Top Regulating euthanasia Those in favour of euthanasia think that there is no reason why euthanasia can't be controlled by proper regulationbut they acknowledge that some problems will remain.
People Should Have the Right to Choose There are many sides to the dilemma of whether or not euthanasia should be carried out. There is the question of morality, the question of active versus passive euthanasia and the question of when euthanasia should be put into use.
None of these questions are totally cut and dry. There seem to be more gray areas within this issue than there are black and white. Yet when you look at the problem on a personal level with the actual individuals involved, some of those gray areas almost disappear.
People are put on this earth to live. Euthanasia is therefore a necessary evil for those whose practical life is in effect over due to a terminal illness or otherwise life devastating condition.
If a person is in unbearable pain and close to death or is in a vegetable state and no longer able to function, their life is by all practical means over. There is no reason to keep them alive.
The only way to end their physical life is by euthanasia. The question is whether to do this by way of active euthanasia or passive euthanasia. Many are against active euthanasia because in this case you actually kill the person rather than letting them die.
The only choice to make after this fact is established is which of these means better carries out the end.
James Rachels, a philosophy professor, says that, "if one simply withholds treatment [in the way of passive euthanasia], it may take the patient longer to die, and so he may suffer more than he would if more direct action were taken and a lethal injection given.
Therefore, in cases where euthanasia is going to be carried out, active euthanasia is the better choice. The problem with euthanasia then lies in defining the conditions under which it would be carried out. Cases where depression or painful, though not terminal, diseases are involved should not have the option of euthanasia.
Clear cut cases would be those in which the patient has a terminal illness that causes them incredible pain as they get closer to death. Euthanasia would end the needless suffering and quicken the already inevitable death. There are also the cases involving people in a vegetative state.

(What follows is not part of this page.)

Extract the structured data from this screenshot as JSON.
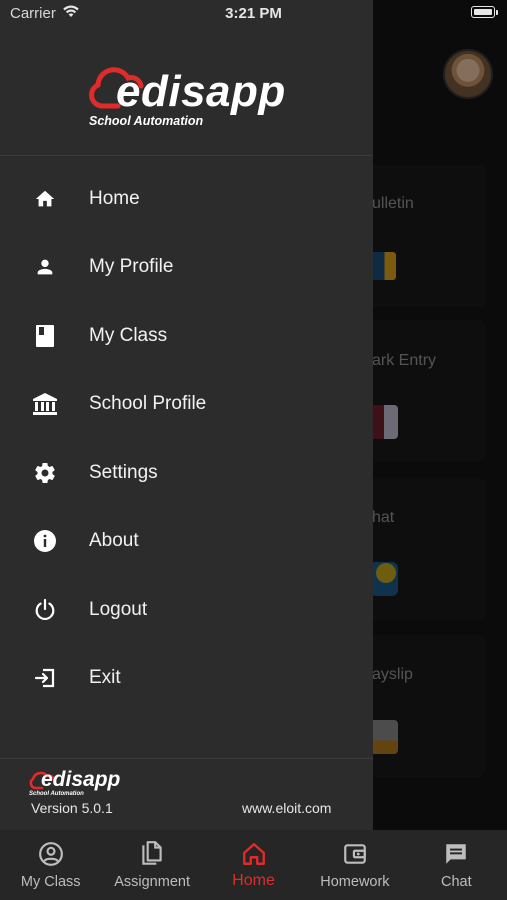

Sometimes their bodies can function on their own and live with the help of intravenous nourishment.
· The right to assisted suicide is a significant topic that concerns people all over the United States. The debates go back and forth about whether a dying patient has the right to die with the assistance of a urbanagricultureinitiative.com · A Right to Choose Death? A moral argument for the permissibility of euthanasia and physician-assisted suicide.* F. M. Kamm. Do people have a right to choose death?urbanagricultureinitiative.com If people have the right to live, do we also have the right to die? This question is what brought controversy to the situation concerning mercy killing. Today, mercy killing, properly known as euthanasia, is a term used when terminally ill patients request to be killed by urbanagricultureinitiative.com://urbanagricultureinitiative.com
Other times they need countless machines to regulate their breathing as well as their heart. In all of these cases the individual has lost the brain capacity to be conscious and to think.

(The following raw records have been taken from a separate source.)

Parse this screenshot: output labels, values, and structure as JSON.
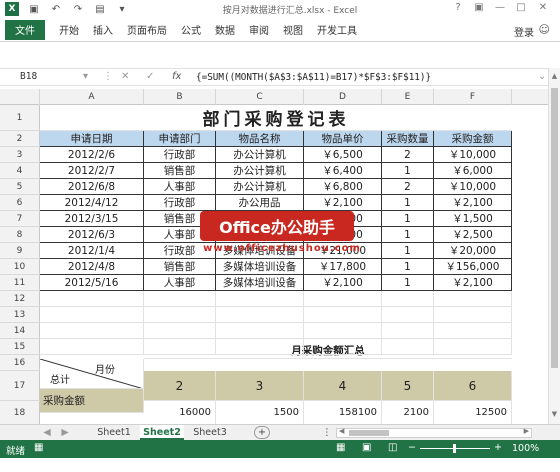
{
  "window": {
    "app_icon": "X",
    "title": "按月对数据进行汇总.xlsx - Excel",
    "controls": [
      "?",
      "▣",
      "—",
      "□",
      "✕"
    ]
  },
  "quick_access": {
    "save_icon": "save-icon",
    "undo_icon": "undo-icon",
    "redo_icon": "redo-icon",
    "customize": "▾"
  },
  "ribbon": {
    "file": "文件",
    "tabs": [
      "开始",
      "插入",
      "页面布局",
      "公式",
      "数据",
      "审阅",
      "视图",
      "开发工具"
    ],
    "login": "登录"
  },
  "formula_bar": {
    "name_box": "B18",
    "fx": "fx",
    "formula": "{=SUM((MONTH($A$3:$A$11)=B17)*$F$3:$F$11)}"
  },
  "columns": [
    "A",
    "B",
    "C",
    "D",
    "E",
    "F"
  ],
  "rows": [
    "1",
    "2",
    "3",
    "4",
    "5",
    "6",
    "7",
    "8",
    "9",
    "10",
    "11",
    "12",
    "13",
    "14",
    "15",
    "16",
    "17",
    "18",
    "19"
  ],
  "sheet": {
    "title": "部门采购登记表",
    "headers": [
      "申请日期",
      "申请部门",
      "物品名称",
      "物品单价",
      "采购数量",
      "采购金额"
    ],
    "records": [
      [
        "2012/2/6",
        "行政部",
        "办公计算机",
        "￥6,500",
        "2",
        "￥10,000"
      ],
      [
        "2012/2/7",
        "销售部",
        "办公计算机",
        "￥6,400",
        "1",
        "￥6,000"
      ],
      [
        "2012/6/8",
        "人事部",
        "办公计算机",
        "￥6,800",
        "2",
        "￥10,000"
      ],
      [
        "2012/4/12",
        "行政部",
        "办公用品",
        "￥2,100",
        "1",
        "￥2,100"
      ],
      [
        "2012/3/15",
        "销售部",
        "办公用品",
        "￥1,500",
        "1",
        "￥1,500"
      ],
      [
        "2012/6/3",
        "人事部",
        "办公用品",
        "￥2,500",
        "1",
        "￥2,500"
      ],
      [
        "2012/1/4",
        "行政部",
        "多媒体培训设备",
        "￥21,000",
        "1",
        "￥20,000"
      ],
      [
        "2012/4/8",
        "销售部",
        "多媒体培训设备",
        "￥17,800",
        "1",
        "￥156,000"
      ],
      [
        "2012/5/16",
        "人事部",
        "多媒体培训设备",
        "￥2,100",
        "1",
        "￥2,100"
      ]
    ],
    "summary_title": "月采购金额汇总",
    "diag_top": "月份",
    "diag_bottom": "总计",
    "months": [
      "2",
      "3",
      "4",
      "5",
      "6"
    ],
    "amount_label": "采购金额",
    "amounts": [
      "16000",
      "1500",
      "158100",
      "2100",
      "12500"
    ]
  },
  "sheet_tabs": [
    "Sheet1",
    "Sheet2",
    "Sheet3"
  ],
  "active_sheet": "Sheet2",
  "status": {
    "left": "就绪",
    "zoom": "100%"
  },
  "watermark": {
    "badge": "Office办公助手",
    "url": "www.officezhushou.com"
  },
  "colors": {
    "excel_green": "#217346",
    "header_blue": "#bdd7ee",
    "summary_tan": "#cec9a6",
    "watermark_red": "#c8281f"
  }
}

Without our thoughts we would not truly be alive. People in this condition can only cause pain to their loved ones. There is no legitimate reason not to end their lives when their quality of life has already deteriorated to almost nothing.
Cases in which a living will is concerned are legitimate since the person involved has the right to dictate what happens to their bodies but they are less clear cut.
Take, for example, the case of a person who has specified in their will not to take any extraordinary means by way of medicine in order to save their life if a medical emergency were to come up.
This person then has a heart attack and dies because the doctors are not allowed to do anything to save them. A heart attack is by no means a terminal illness. · Demanding a "right to commit suicide" Probably the second most common point pro-euthanasia people bring up is this so-called "right." But what we are talking about is not giving a right to the person who is killed, but to the person who does the urbanagricultureinitiative.com I know women have rights and this is one f them.
there are some good things about abortion, but also some bad. it is just the same for euthanasia. people have a right to euthanasia.
but it doesn't mean to use it senselessly by saying kill urbanagricultureinitiative.com://urbanagricultureinitiative.com · The Case for Voluntary Euthanasia. We believe that everyone has the right to choose how they live and die.
Each person has value and is worthy of respect, has basic rights and freedoms and the power to control his or her destiny. Many people do not want to spend the last days or weeks of their life in a way which, to them, is urbanagricultureinitiative.com · Competent people should have right to choose the timing and manner of death.
Justice: Justice requires that we "treat like cases alike." Competent, terminally ill patients have the legal right to refuse treatment that will prolong their urbanagricultureinitiative.com://urbanagricultureinitiative.com · The subject of this article is what caught my attention at first.
I completely agree that people should have the right to choose when they urbanagricultureinitiative.com /should-people-be-able-choose-when-die. · People should have the freedom to believe what they will; freedom of belief and religion is an important right, as long as it does not impact adversely on urbanagricultureinitiative.com